US auditor watchdog sets vote on tax shelters rule
WASHINGTON (Reuters) - The U.S. Public Company Accounting
Oversight Board said on Thursday that it will vote on Tuesday
on a proposal to bar corporate auditors from providing
aggressive tax shelter advice to audit clients.
The proposal, as previously reported, enjoys wide support
and will likely be adopted unanimously, said sources close to
the PCAOB, a panel set up under the post-Enron Sarbanes-Oxley
accounting and corporate governance reforms of 2002.
The PCAOB rules, unanimously proposed last December, would
largely shut down a once booming business for auditors.
Recent scandals have already driven most top auditors out
of the tax shelter advisory market, including Big Four firms
KPMG, Ernst & Young, Deloitte & Touche and
But critics of the business have said a formal PCAOB
restriction will help prevent problems from recurring.
KPMG said last month it was cooperating with the Justice
Department in a criminal investigation of tax shelters. The
firm said it took "full responsibility for the unlawful conduct
by former KPMG partners" involved in the questionable shelters
offered by the firm from 1996 to 2002.
KPMG said the shelters being probed were no longer sold by
the firm and that it had undertaken key internal reforms.
As proposed, the PCAOB rules would bar an auditor from

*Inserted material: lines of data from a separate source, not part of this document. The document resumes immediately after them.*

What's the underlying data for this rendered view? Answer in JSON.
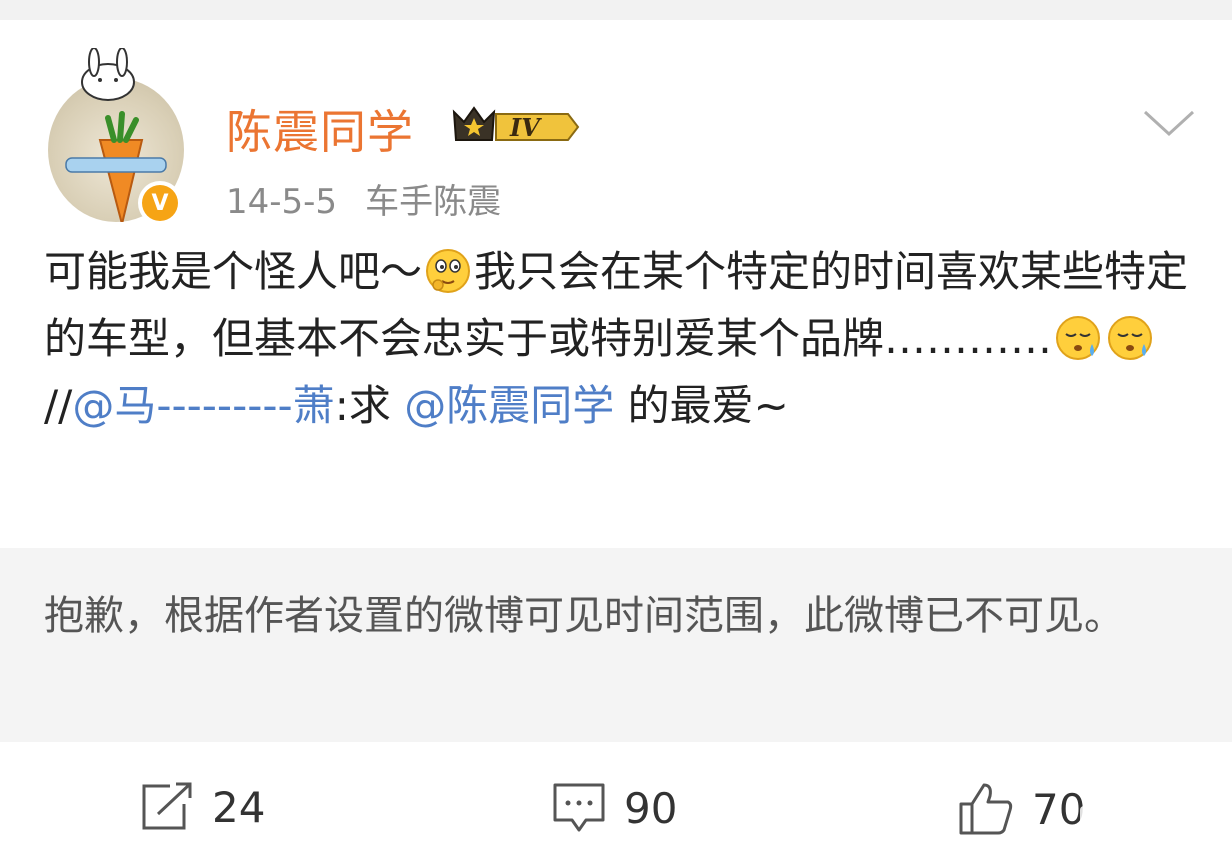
{
  "post": {
    "username": "陈震同学",
    "level_badge": "IV",
    "date": "14-5-5",
    "source": "车手陈震",
    "text_part1": "可能我是个怪人吧～",
    "text_part2": "我只会在某个特定的时间喜欢某些特定的车型，但基本不会忠实于或特别爱某个品牌…………",
    "text_part3": " //",
    "mention1": "@马---------萧",
    "text_part4": ":求 ",
    "mention2": "@陈震同学",
    "text_part5": " 的最爱~"
  },
  "repost_notice": {
    "message": "抱歉，根据作者设置的微博可见时间范围，此微博已不可见。"
  },
  "actions": {
    "repost_count": "24",
    "comment_count": "90",
    "like_count": "70"
  },
  "colors": {
    "username": "#eb7532",
    "link": "#4f7ec7",
    "verified_badge": "#f6a415",
    "notice_bg": "#f4f4f4"
  },
  "icons": {
    "verified": "verified-v-icon",
    "level": "crown-level-icon",
    "menu": "chevron-down-icon",
    "repost": "share-icon",
    "comment": "comment-icon",
    "like": "thumbs-up-icon"
  }
}
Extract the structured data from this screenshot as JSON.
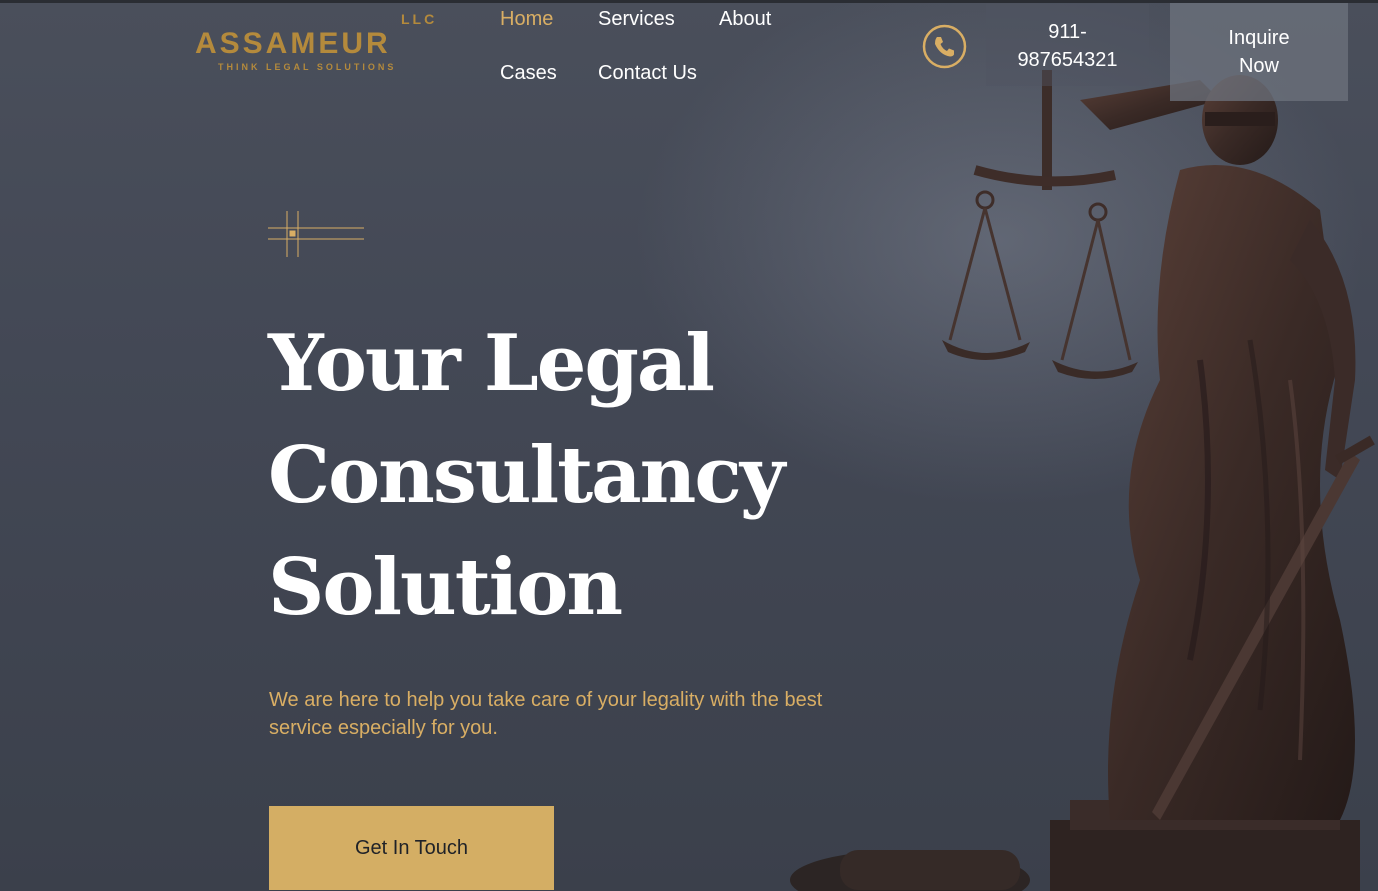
{
  "brand": {
    "suffix": "LLC",
    "name": "ASSAMEUR",
    "tagline": "THINK LEGAL SOLUTIONS",
    "color": "#b48a3c"
  },
  "nav": {
    "items": [
      {
        "label": "Home",
        "active": true
      },
      {
        "label": "Services",
        "active": false
      },
      {
        "label": "About",
        "active": false
      },
      {
        "label": "Cases",
        "active": false
      },
      {
        "label": "Contact Us",
        "active": false
      }
    ]
  },
  "contact": {
    "icon": "phone-icon",
    "phone_line1": "911-",
    "phone_line2": "987654321"
  },
  "header_cta": {
    "line1": "Inquire",
    "line2": "Now"
  },
  "hero": {
    "title_lines": [
      "Your Legal",
      "Consultancy",
      "Solution"
    ],
    "subtitle": "We are here to help you take care of your legality with the best service especially for you.",
    "button_label": "Get In Touch",
    "ornament_icon": "crosshair-ornament-icon",
    "background_image": "lady-justice-statue-image"
  },
  "colors": {
    "accent": "#d9ae64",
    "button": "#d4ae64",
    "background": "#3f4450",
    "text": "#ffffff"
  }
}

providing tax advice to an audit client on certain types of
potentially abusive tax deals. Auditors would also be
prohibited from selling individual tax services to senior
officers of an audit client.

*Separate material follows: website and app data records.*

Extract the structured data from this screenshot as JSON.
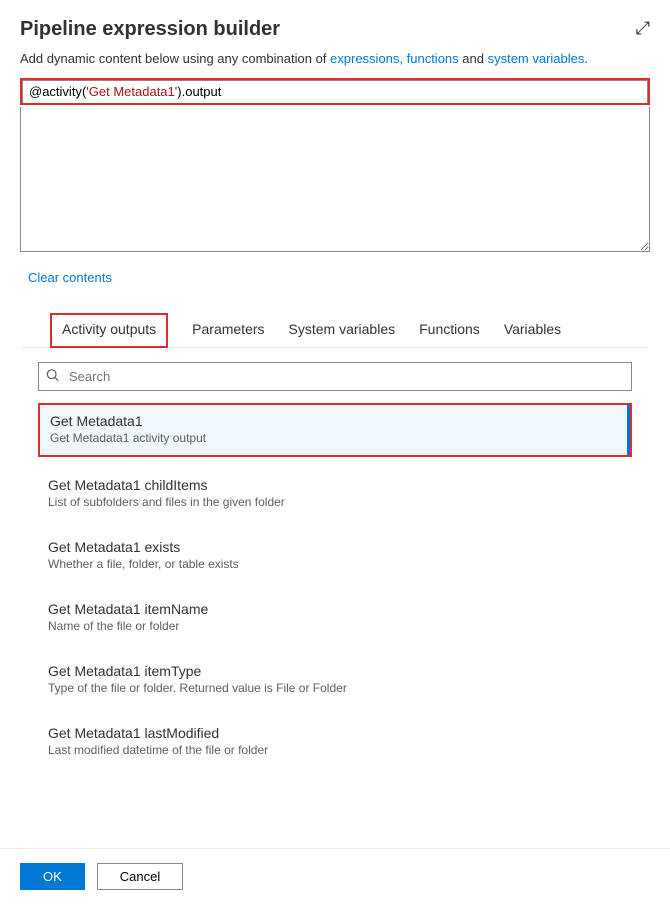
{
  "header": {
    "title": "Pipeline expression builder",
    "subtitle_prefix": "Add dynamic content below using any combination of ",
    "link_expressions": "expressions, functions",
    "subtitle_mid": " and ",
    "link_sysvars": "system variables",
    "subtitle_suffix": "."
  },
  "expression": {
    "at": "@",
    "fn": "activity",
    "open": "(",
    "str": "'Get Metadata1'",
    "close": ")",
    "dot": ".",
    "prop": "output",
    "value": "@activity('Get Metadata1').output",
    "clear_label": "Clear contents"
  },
  "tabs": {
    "items": [
      {
        "label": "Activity outputs"
      },
      {
        "label": "Parameters"
      },
      {
        "label": "System variables"
      },
      {
        "label": "Functions"
      },
      {
        "label": "Variables"
      }
    ]
  },
  "search": {
    "placeholder": "Search"
  },
  "outputs": [
    {
      "title": "Get Metadata1",
      "desc": "Get Metadata1 activity output",
      "selected": true
    },
    {
      "title": "Get Metadata1 childItems",
      "desc": "List of subfolders and files in the given folder"
    },
    {
      "title": "Get Metadata1 exists",
      "desc": "Whether a file, folder, or table exists"
    },
    {
      "title": "Get Metadata1 itemName",
      "desc": "Name of the file or folder"
    },
    {
      "title": "Get Metadata1 itemType",
      "desc": "Type of the file or folder. Returned value is File or Folder"
    },
    {
      "title": "Get Metadata1 lastModified",
      "desc": "Last modified datetime of the file or folder"
    }
  ],
  "footer": {
    "ok": "OK",
    "cancel": "Cancel"
  }
}
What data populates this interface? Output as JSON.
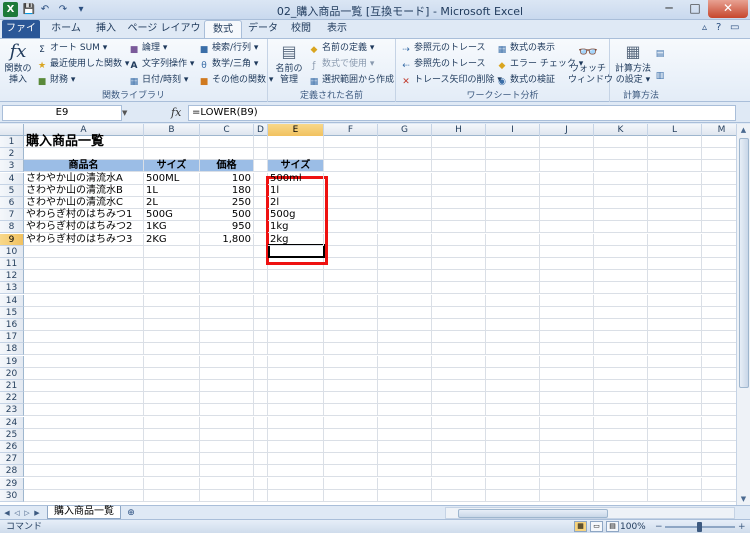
{
  "window": {
    "title": "02_購入商品一覧 [互換モード] - Microsoft Excel",
    "minimize": "─",
    "maximize": "□",
    "close": "✕",
    "app_icon": "X"
  },
  "quick_access": {
    "save_icon": "💾",
    "undo_icon": "↶",
    "redo_icon": "↷",
    "customize_icon": "▾"
  },
  "tabs": [
    {
      "label": "ファイル"
    },
    {
      "label": "ホーム"
    },
    {
      "label": "挿入"
    },
    {
      "label": "ページ レイアウト"
    },
    {
      "label": "数式"
    },
    {
      "label": "データ"
    },
    {
      "label": "校閲"
    },
    {
      "label": "表示"
    }
  ],
  "active_tab": "数式",
  "ribbon": {
    "function_library": {
      "label": "関数ライブラリ",
      "insert_function": "関数の\n挿入",
      "autosum": "オート SUM ▾",
      "recent": "最近使用した関数 ▾",
      "financial": "財務 ▾",
      "logical": "論理 ▾",
      "text": "文字列操作 ▾",
      "datetime": "日付/時刻 ▾",
      "lookup": "検索/行列 ▾",
      "math": "数学/三角 ▾",
      "more": "その他の関数 ▾"
    },
    "defined_names": {
      "label": "定義された名前",
      "name_manager": "名前の\n管理",
      "define_name": "名前の定義 ▾",
      "use_in_formula": "数式で使用 ▾",
      "create_from_selection": "選択範囲から作成"
    },
    "formula_auditing": {
      "label": "ワークシート分析",
      "trace_precedents": "参照元のトレース",
      "trace_dependents": "参照先のトレース",
      "remove_arrows": "トレース矢印の削除 ▾",
      "show_formulas": "数式の表示",
      "error_checking": "エラー チェック ▾",
      "evaluate_formula": "数式の検証",
      "watch_window": "ウォッチ\nウィンドウ"
    },
    "calculation": {
      "label": "計算方法",
      "calc_options": "計算方法\nの設定 ▾"
    }
  },
  "formula_bar": {
    "name_box": "E9",
    "fx": "fx",
    "formula": "=LOWER(B9)"
  },
  "columns": [
    "A",
    "B",
    "C",
    "D",
    "E",
    "F",
    "G",
    "H",
    "I",
    "J",
    "K",
    "L",
    "M"
  ],
  "selected_column": "E",
  "selected_row": 9,
  "row_count": 30,
  "sheet": {
    "title": "購入商品一覧",
    "headers": {
      "name": "商品名",
      "size": "サイズ",
      "price": "価格",
      "size_lower": "サイズ"
    },
    "rows": [
      {
        "name": "さわやか山の清流水A",
        "size": "500ML",
        "price": "100",
        "lower": "500ml"
      },
      {
        "name": "さわやか山の清流水B",
        "size": "1L",
        "price": "180",
        "lower": "1l"
      },
      {
        "name": "さわやか山の清流水C",
        "size": "2L",
        "price": "250",
        "lower": "2l"
      },
      {
        "name": "やわらぎ村のはちみつ1",
        "size": "500G",
        "price": "500",
        "lower": "500g"
      },
      {
        "name": "やわらぎ村のはちみつ2",
        "size": "1KG",
        "price": "950",
        "lower": "1kg"
      },
      {
        "name": "やわらぎ村のはちみつ3",
        "size": "2KG",
        "price": "1,800",
        "lower": "2kg"
      }
    ]
  },
  "sheet_tabs": [
    {
      "label": "購入商品一覧"
    }
  ],
  "status": {
    "mode": "コマンド",
    "zoom": "100%"
  },
  "colors": {
    "header_fill": "#9bbde6",
    "highlight_border": "#ee1111",
    "file_tab": "#2b5797"
  }
}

Not barred under the rules, as first drafted, would be
routine tax return preparation and tax compliance, general tax
planning and advice and some other exempted services.
The board also said it will vote on Tuesday on proposed
rules for how an auditor should handle a request from a client
company for an opinion reassuring investors that a flaw in the
client company's internal financial controls has been fixed.
Under Section 404 of Sarbanes-Oxley, corporate managers
must state regularly how they keep their financial houses in
order and auditors must check off on managers' statements. )